Task directions:
Return all of the material, keeping each line exactly as it is.

--- Input records Enclosed Below ---

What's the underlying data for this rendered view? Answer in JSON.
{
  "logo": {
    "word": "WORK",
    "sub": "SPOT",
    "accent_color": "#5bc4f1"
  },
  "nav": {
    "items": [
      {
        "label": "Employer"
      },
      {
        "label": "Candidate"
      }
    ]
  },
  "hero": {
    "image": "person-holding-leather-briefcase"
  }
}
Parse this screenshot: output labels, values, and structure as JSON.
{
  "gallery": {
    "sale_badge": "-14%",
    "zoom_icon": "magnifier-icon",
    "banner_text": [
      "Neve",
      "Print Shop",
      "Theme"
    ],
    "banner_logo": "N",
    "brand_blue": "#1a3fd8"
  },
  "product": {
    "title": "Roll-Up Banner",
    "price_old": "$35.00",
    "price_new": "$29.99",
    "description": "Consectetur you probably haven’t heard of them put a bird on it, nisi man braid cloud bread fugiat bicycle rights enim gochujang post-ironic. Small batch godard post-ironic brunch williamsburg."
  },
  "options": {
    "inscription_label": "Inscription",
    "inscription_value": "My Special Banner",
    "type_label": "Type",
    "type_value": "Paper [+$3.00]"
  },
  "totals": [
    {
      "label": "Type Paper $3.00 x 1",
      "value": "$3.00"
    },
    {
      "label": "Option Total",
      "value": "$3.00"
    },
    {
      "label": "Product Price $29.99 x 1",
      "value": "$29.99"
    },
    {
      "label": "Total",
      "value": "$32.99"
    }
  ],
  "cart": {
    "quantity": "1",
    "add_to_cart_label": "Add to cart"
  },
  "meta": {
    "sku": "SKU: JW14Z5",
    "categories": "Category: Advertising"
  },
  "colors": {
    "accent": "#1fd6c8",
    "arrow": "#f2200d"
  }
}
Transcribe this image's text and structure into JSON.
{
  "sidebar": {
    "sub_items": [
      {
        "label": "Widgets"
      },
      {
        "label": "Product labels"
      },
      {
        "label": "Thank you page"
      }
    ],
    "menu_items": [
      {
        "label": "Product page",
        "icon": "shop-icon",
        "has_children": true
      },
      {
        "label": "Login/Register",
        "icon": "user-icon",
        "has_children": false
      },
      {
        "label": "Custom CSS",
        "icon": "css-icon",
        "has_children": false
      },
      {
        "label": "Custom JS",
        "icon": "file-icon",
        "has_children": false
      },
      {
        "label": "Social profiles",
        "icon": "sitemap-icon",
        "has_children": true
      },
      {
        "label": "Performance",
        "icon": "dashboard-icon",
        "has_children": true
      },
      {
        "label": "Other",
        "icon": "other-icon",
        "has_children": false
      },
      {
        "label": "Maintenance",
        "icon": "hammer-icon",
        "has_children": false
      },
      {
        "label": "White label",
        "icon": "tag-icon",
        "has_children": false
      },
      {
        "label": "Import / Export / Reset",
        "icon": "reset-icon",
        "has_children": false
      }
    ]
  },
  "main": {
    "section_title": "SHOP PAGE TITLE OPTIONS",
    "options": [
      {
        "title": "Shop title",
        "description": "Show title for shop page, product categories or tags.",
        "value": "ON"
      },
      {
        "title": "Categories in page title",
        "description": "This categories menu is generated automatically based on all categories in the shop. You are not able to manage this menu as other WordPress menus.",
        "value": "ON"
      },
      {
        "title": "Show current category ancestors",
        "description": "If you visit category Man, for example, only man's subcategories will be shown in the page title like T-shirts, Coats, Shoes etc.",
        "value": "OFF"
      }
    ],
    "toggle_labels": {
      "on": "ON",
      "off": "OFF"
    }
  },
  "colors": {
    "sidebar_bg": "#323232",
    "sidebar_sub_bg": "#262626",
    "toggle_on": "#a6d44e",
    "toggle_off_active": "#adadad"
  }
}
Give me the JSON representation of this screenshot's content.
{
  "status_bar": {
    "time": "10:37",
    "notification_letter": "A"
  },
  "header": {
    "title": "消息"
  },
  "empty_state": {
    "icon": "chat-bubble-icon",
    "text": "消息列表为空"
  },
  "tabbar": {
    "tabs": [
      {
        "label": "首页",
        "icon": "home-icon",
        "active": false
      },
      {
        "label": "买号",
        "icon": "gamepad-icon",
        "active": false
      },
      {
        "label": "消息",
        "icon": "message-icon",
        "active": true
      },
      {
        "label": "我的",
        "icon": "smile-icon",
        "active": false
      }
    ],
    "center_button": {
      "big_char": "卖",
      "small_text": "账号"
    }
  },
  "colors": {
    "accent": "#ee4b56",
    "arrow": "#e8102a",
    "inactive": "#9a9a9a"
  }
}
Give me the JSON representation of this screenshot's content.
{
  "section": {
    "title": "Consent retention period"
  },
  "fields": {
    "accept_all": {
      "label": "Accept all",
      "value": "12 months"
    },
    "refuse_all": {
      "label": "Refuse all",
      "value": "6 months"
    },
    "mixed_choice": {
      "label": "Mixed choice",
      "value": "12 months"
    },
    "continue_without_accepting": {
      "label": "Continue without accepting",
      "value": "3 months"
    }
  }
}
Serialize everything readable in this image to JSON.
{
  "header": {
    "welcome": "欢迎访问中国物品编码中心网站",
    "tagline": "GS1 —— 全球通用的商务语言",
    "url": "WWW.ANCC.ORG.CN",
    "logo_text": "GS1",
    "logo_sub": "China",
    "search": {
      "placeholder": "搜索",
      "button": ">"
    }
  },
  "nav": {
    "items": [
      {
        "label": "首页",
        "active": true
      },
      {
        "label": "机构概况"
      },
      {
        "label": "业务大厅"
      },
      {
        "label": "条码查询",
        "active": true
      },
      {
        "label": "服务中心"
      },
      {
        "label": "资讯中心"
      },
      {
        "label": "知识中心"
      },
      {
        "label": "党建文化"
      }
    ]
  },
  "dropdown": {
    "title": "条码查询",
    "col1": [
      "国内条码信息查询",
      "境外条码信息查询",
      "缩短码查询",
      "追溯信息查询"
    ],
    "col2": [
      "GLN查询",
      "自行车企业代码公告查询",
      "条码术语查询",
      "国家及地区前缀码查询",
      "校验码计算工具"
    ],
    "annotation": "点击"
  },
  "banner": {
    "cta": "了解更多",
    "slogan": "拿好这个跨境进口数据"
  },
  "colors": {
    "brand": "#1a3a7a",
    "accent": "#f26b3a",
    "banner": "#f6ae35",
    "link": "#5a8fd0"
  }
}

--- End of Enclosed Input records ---

Your solution:
What's the underlying data for this rendered view? Answer in JSON.
{
  "logo": {
    "word": "WORK",
    "sub": "SPOT",
    "accent_color": "#5bc4f1"
  },
  "nav": {
    "items": [
      {
        "label": "Employer"
      },
      {
        "label": "Candidate"
      }
    ]
  },
  "hero": {
    "image": "person-holding-leather-briefcase"
  }
}
Parse this screenshot: output labels, values, and structure as JSON.
{
  "gallery": {
    "sale_badge": "-14%",
    "zoom_icon": "magnifier-icon",
    "banner_text": [
      "Neve",
      "Print Shop",
      "Theme"
    ],
    "banner_logo": "N",
    "brand_blue": "#1a3fd8"
  },
  "product": {
    "title": "Roll-Up Banner",
    "price_old": "$35.00",
    "price_new": "$29.99",
    "description": "Consectetur you probably haven’t heard of them put a bird on it, nisi man braid cloud bread fugiat bicycle rights enim gochujang post-ironic. Small batch godard post-ironic brunch williamsburg."
  },
  "options": {
    "inscription_label": "Inscription",
    "inscription_value": "My Special Banner",
    "type_label": "Type",
    "type_value": "Paper [+$3.00]"
  },
  "totals": [
    {
      "label": "Type Paper $3.00 x 1",
      "value": "$3.00"
    },
    {
      "label": "Option Total",
      "value": "$3.00"
    },
    {
      "label": "Product Price $29.99 x 1",
      "value": "$29.99"
    },
    {
      "label": "Total",
      "value": "$32.99"
    }
  ],
  "cart": {
    "quantity": "1",
    "add_to_cart_label": "Add to cart"
  },
  "meta": {
    "sku": "SKU: JW14Z5",
    "categories": "Category: Advertising"
  },
  "colors": {
    "accent": "#1fd6c8",
    "arrow": "#f2200d"
  }
}
Transcribe this image's text and structure into JSON.
{
  "sidebar": {
    "sub_items": [
      {
        "label": "Widgets"
      },
      {
        "label": "Product labels"
      },
      {
        "label": "Thank you page"
      }
    ],
    "menu_items": [
      {
        "label": "Product page",
        "icon": "shop-icon",
        "has_children": true
      },
      {
        "label": "Login/Register",
        "icon": "user-icon",
        "has_children": false
      },
      {
        "label": "Custom CSS",
        "icon": "css-icon",
        "has_children": false
      },
      {
        "label": "Custom JS",
        "icon": "file-icon",
        "has_children": false
      },
      {
        "label": "Social profiles",
        "icon": "sitemap-icon",
        "has_children": true
      },
      {
        "label": "Performance",
        "icon": "dashboard-icon",
        "has_children": true
      },
      {
        "label": "Other",
        "icon": "other-icon",
        "has_children": false
      },
      {
        "label": "Maintenance",
        "icon": "hammer-icon",
        "has_children": false
      },
      {
        "label": "White label",
        "icon": "tag-icon",
        "has_children": false
      },
      {
        "label": "Import / Export / Reset",
        "icon": "reset-icon",
        "has_children": false
      }
    ]
  },
  "main": {
    "section_title": "SHOP PAGE TITLE OPTIONS",
    "options": [
      {
        "title": "Shop title",
        "description": "Show title for shop page, product categories or tags.",
        "value": "ON"
      },
      {
        "title": "Categories in page title",
        "description": "This categories menu is generated automatically based on all categories in the shop. You are not able to manage this menu as other WordPress menus.",
        "value": "ON"
      },
      {
        "title": "Show current category ancestors",
        "description": "If you visit category Man, for example, only man's subcategories will be shown in the page title like T-shirts, Coats, Shoes etc.",
        "value": "OFF"
      }
    ],
    "toggle_labels": {
      "on": "ON",
      "off": "OFF"
    }
  },
  "colors": {
    "sidebar_bg": "#323232",
    "sidebar_sub_bg": "#262626",
    "toggle_on": "#a6d44e",
    "toggle_off_active": "#adadad"
  }
}
Give me the JSON representation of this screenshot's content.
{
  "status_bar": {
    "time": "10:37",
    "notification_letter": "A"
  },
  "header": {
    "title": "消息"
  },
  "empty_state": {
    "icon": "chat-bubble-icon",
    "text": "消息列表为空"
  },
  "tabbar": {
    "tabs": [
      {
        "label": "首页",
        "icon": "home-icon",
        "active": false
      },
      {
        "label": "买号",
        "icon": "gamepad-icon",
        "active": false
      },
      {
        "label": "消息",
        "icon": "message-icon",
        "active": true
      },
      {
        "label": "我的",
        "icon": "smile-icon",
        "active": false
      }
    ],
    "center_button": {
      "big_char": "卖",
      "small_text": "账号"
    }
  },
  "colors": {
    "accent": "#ee4b56",
    "arrow": "#e8102a",
    "inactive": "#9a9a9a"
  }
}
Give me the JSON representation of this screenshot's content.
{
  "section": {
    "title": "Consent retention period"
  },
  "fields": {
    "accept_all": {
      "label": "Accept all",
      "value": "12 months"
    },
    "refuse_all": {
      "label": "Refuse all",
      "value": "6 months"
    },
    "mixed_choice": {
      "label": "Mixed choice",
      "value": "12 months"
    },
    "continue_without_accepting": {
      "label": "Continue without accepting",
      "value": "3 months"
    }
  }
}
Serialize everything readable in this image to JSON.
{
  "header": {
    "welcome": "欢迎访问中国物品编码中心网站",
    "tagline": "GS1 —— 全球通用的商务语言",
    "url": "WWW.ANCC.ORG.CN",
    "logo_text": "GS1",
    "logo_sub": "China",
    "search": {
      "placeholder": "搜索",
      "button": ">"
    }
  },
  "nav": {
    "items": [
      {
        "label": "首页",
        "active": true
      },
      {
        "label": "机构概况"
      },
      {
        "label": "业务大厅"
      },
      {
        "label": "条码查询",
        "active": true
      },
      {
        "label": "服务中心"
      },
      {
        "label": "资讯中心"
      },
      {
        "label": "知识中心"
      },
      {
        "label": "党建文化"
      }
    ]
  },
  "dropdown": {
    "title": "条码查询",
    "col1": [
      "国内条码信息查询",
      "境外条码信息查询",
      "缩短码查询",
      "追溯信息查询"
    ],
    "col2": [
      "GLN查询",
      "自行车企业代码公告查询",
      "条码术语查询",
      "国家及地区前缀码查询",
      "校验码计算工具"
    ],
    "annotation": "点击"
  },
  "banner": {
    "cta": "了解更多",
    "slogan": "拿好这个跨境进口数据"
  },
  "colors": {
    "brand": "#1a3a7a",
    "accent": "#f26b3a",
    "banner": "#f6ae35",
    "link": "#5a8fd0"
  }
}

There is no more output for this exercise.